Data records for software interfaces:
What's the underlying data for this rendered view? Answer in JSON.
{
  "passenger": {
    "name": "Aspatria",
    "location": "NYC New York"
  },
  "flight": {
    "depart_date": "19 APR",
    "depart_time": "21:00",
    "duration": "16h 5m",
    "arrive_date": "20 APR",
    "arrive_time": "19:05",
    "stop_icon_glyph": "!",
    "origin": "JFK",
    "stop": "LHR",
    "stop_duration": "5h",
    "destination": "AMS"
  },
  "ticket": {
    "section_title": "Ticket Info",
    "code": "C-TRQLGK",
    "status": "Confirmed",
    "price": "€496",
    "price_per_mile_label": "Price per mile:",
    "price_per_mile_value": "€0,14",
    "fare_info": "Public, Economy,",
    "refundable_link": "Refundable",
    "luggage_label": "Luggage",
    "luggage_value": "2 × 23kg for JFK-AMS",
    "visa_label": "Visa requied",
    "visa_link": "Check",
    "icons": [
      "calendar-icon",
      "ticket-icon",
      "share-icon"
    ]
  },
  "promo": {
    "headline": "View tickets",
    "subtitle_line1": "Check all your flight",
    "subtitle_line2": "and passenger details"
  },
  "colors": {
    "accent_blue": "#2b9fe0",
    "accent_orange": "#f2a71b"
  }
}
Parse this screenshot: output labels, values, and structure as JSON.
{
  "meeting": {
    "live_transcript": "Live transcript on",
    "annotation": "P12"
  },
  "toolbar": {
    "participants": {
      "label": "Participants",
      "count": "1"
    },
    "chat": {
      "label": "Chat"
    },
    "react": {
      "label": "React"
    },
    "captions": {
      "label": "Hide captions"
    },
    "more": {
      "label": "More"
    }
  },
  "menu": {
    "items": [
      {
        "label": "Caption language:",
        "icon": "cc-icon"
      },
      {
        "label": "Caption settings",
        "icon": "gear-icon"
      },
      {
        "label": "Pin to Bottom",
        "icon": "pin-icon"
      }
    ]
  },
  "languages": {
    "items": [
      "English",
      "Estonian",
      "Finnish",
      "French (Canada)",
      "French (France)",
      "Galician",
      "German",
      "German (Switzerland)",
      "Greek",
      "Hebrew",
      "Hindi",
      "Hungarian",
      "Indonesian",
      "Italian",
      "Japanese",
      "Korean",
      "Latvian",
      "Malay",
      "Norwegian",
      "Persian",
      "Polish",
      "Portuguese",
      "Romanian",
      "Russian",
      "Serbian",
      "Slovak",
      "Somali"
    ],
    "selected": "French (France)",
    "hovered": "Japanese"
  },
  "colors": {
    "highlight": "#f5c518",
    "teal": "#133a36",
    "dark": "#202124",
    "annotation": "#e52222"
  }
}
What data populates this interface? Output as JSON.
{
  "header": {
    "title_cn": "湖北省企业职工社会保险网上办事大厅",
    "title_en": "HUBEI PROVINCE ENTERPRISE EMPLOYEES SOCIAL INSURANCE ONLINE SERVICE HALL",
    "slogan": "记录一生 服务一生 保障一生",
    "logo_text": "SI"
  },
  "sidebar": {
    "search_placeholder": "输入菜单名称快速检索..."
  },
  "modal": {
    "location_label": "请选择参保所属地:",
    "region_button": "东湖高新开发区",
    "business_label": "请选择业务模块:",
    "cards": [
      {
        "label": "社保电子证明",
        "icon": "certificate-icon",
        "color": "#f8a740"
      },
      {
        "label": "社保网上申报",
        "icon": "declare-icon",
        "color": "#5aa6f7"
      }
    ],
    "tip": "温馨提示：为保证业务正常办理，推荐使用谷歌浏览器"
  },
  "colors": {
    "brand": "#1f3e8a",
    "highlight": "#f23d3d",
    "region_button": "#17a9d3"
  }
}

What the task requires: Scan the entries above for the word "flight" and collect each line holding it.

Answer for the task:
  "flight": {
    "subtitle_line1": "Check all your flight",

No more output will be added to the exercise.